The orders could ultimately lead to some energy companies losing their market-based rate authority.
The enforcement actions respond to findings and recommendations in a final staff report on its year-long investigation into manipulation in the western markets in 2000 and 2001 (Docket No. PA02-2-000).
In an order based on the report, Enron Power Marketing Inc. and Enron Energy Services Inc. were told to justify why they should retain their market-based rates in the face of allegations of gaming.
They were also told to explain why they failed to disclose to the Commission changes in their market share. In both cases, the companies must respond within 21 days. They could also face of loss of market-based rates for this alleged violation. A Section 206 proceeding, which could lead to refunds, will also be started to look into actions by these companies.
In addition to these two companies, this order also directs eight others to show why they should not lose their blanket marketing certificates which allow them to make sales for resale at negotiated rates in interstate commerce which fall under the Commission’s Natural Gas Act (NGA) jurisdiction. The companies have 21 days in which to respond.
FERC will also initiate a proceeding under the NGA similar to a Section 206.
The eight companies, all Enron connected, are:
• Bridgeline Gas Marketing LLC
• Citrus Trading Corp.
• ENA Upstream Co., LLC
• Enron Canada Corp.
• Enron Compression Services Co.
• Enron Energy Services, Inc.
• Enron MW LLC
• Enron North America Corp.
In a second order, the Commission said there is evidence indicating that Reliant Energy Services, Inc., and BP Energy Company engaged in coordinated efforts to manipulate energy prices. The Commission gave Reliant and BP Energy (Docket No. EL03- ) 21 days to show cause why their market-based rate authority should not be revoked.

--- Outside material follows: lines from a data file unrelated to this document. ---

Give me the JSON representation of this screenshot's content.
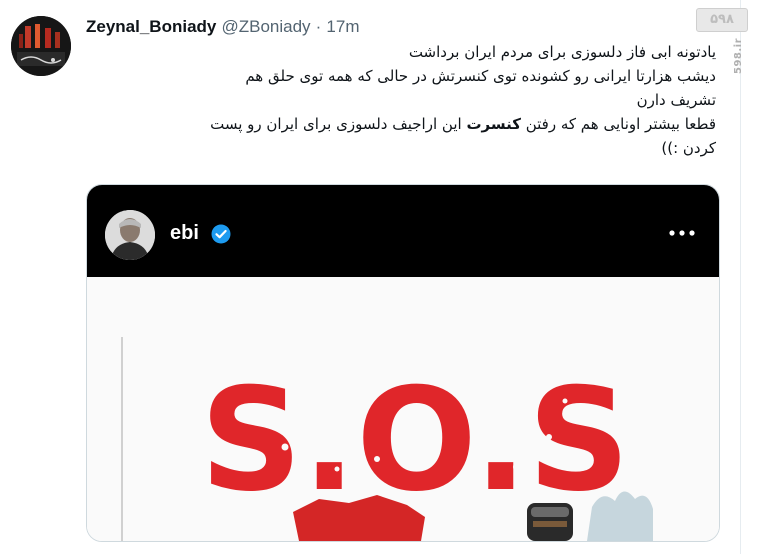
{
  "tweet": {
    "author_name": "Zeynal_Boniady",
    "author_handle": "@ZBoniady",
    "separator": "·",
    "timestamp": "17m",
    "lines": [
      "یادتونه ابی فاز دلسوزی برای مردم ایران برداشت",
      "دیشب هزارتا ایرانی رو کشونده توی کنسرتش در حالی که همه توی حلق هم",
      "تشریف دارن"
    ],
    "line4_prefix": "قطعا بیشتر اونایی هم که رفتن ",
    "line4_bold": "کنسرت",
    "line4_suffix": " این اراجیف دلسوزی برای ایران رو پست",
    "line5": "کردن :))"
  },
  "embedded_post": {
    "username": "ebi",
    "image_text": "S.O.S",
    "colors": {
      "sos_red": "#e0262a",
      "bar_black": "#000000",
      "verified_blue": "#1d9bf0"
    }
  },
  "watermark": {
    "logo": "۵۹۸",
    "site": "598.ir"
  },
  "icons": {
    "verified": "verified-badge-icon",
    "more": "more-horizontal-icon"
  }
}
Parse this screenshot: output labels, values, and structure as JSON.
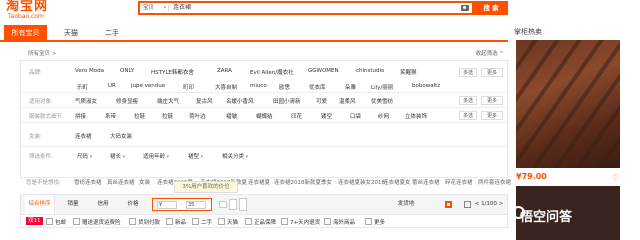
{
  "header": {
    "logo_zh": "淘宝网",
    "logo_en": "Taobao.com",
    "search_scope": "宝贝",
    "search_query": "连衣裙",
    "search_button": "搜 索"
  },
  "tabs": [
    "所有宝贝",
    "天猫",
    "二手"
  ],
  "breadcrumb": "所有宝贝 >",
  "collapse_label": "收起筛选 ^",
  "filters": [
    {
      "label": "品牌:",
      "values": [
        "Vero Moda",
        "ONLY",
        "HSTYLE韩都衣舍",
        "ZARA",
        "Evil Alien/魔衣社",
        "GGWOMEN",
        "chinstudio",
        "笑醒猴"
      ],
      "values2": [
        "乐町",
        "UR",
        "jupe vendue",
        "町印",
        "大喜自制",
        "miuco",
        "欧思",
        "优衣库",
        "朵雅",
        "Lily/丽丽",
        "bobowaltz"
      ],
      "buttons": [
        "多选",
        "更多"
      ]
    },
    {
      "label": "适用对象:",
      "values": [
        "气质淑女",
        "修身显瘦",
        "端庄大气",
        "复古风",
        "名媛小香风",
        "田园小清新",
        "可爱",
        "温柔风",
        "优美雪纺"
      ],
      "buttons": [
        "多选",
        "更多"
      ]
    },
    {
      "label": "服装款式细节:",
      "values": [
        "拼接",
        "系带",
        "拉链",
        "拉链",
        "荷叶边",
        "褶皱",
        "蝴蝶结",
        "印花",
        "镂空",
        "口袋",
        "纱网",
        "立体装饰"
      ],
      "buttons": [
        "多选",
        "更多"
      ]
    },
    {
      "label": "女装:",
      "values": [
        "连衣裙",
        "大码女装"
      ],
      "buttons": []
    },
    {
      "label": "筛选条件:",
      "dropdowns": [
        "尺码",
        "裙长",
        "适用年龄",
        "裙型",
        "相关分类"
      ]
    }
  ],
  "related": {
    "label": "您是不是想找:",
    "values": [
      "雪纺连衣裙",
      "真丝连衣裙",
      "女装",
      "连衣裙2018夏",
      "连衣裙2018新款夏",
      "连衣裙夏",
      "连衣裙2018新款夏季女",
      "连衣裙夏装女2018",
      "连衣裙夏女",
      "蕾丝连衣裙",
      "碎花连衣裙",
      "两件套连衣裙",
      "长袖连衣裙"
    ]
  },
  "price_tip": "3%用户喜欢的价位",
  "sort": {
    "items": [
      "综合排序",
      "销量",
      "信用",
      "价格"
    ],
    "price_from": "¥",
    "price_to": "35",
    "ship_from": "发货地",
    "page": "1/100",
    "prev": "<",
    "next": ">"
  },
  "checkboxes": {
    "badge": "双11",
    "items": [
      "包邮",
      "赠送退货运费险",
      "货到付款",
      "新品",
      "二手",
      "天猫",
      "正品保障",
      "7+天内退货",
      "海外商品",
      "更多"
    ]
  },
  "sidebar": {
    "title": "掌柜热卖",
    "price": "¥79.00"
  },
  "watermark": "悟空问答",
  "colors": {
    "accent": "#ff5000",
    "badge": "#ff0036"
  }
}
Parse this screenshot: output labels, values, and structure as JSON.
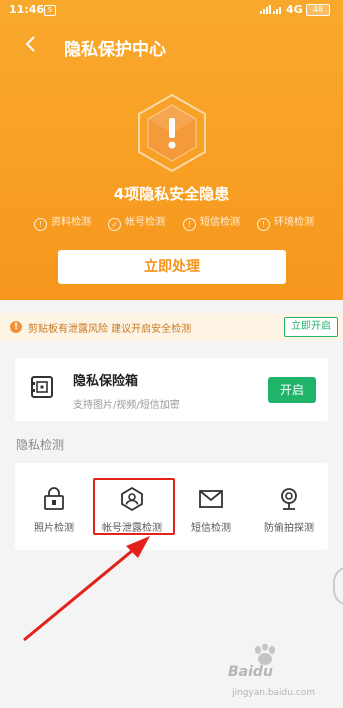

BP Energy and Reliant, in transactions identified in phone conversations and transcripts, appear to have manipulated electricity prices at Palo Verde, an important Arizona trading hub, the Commission said.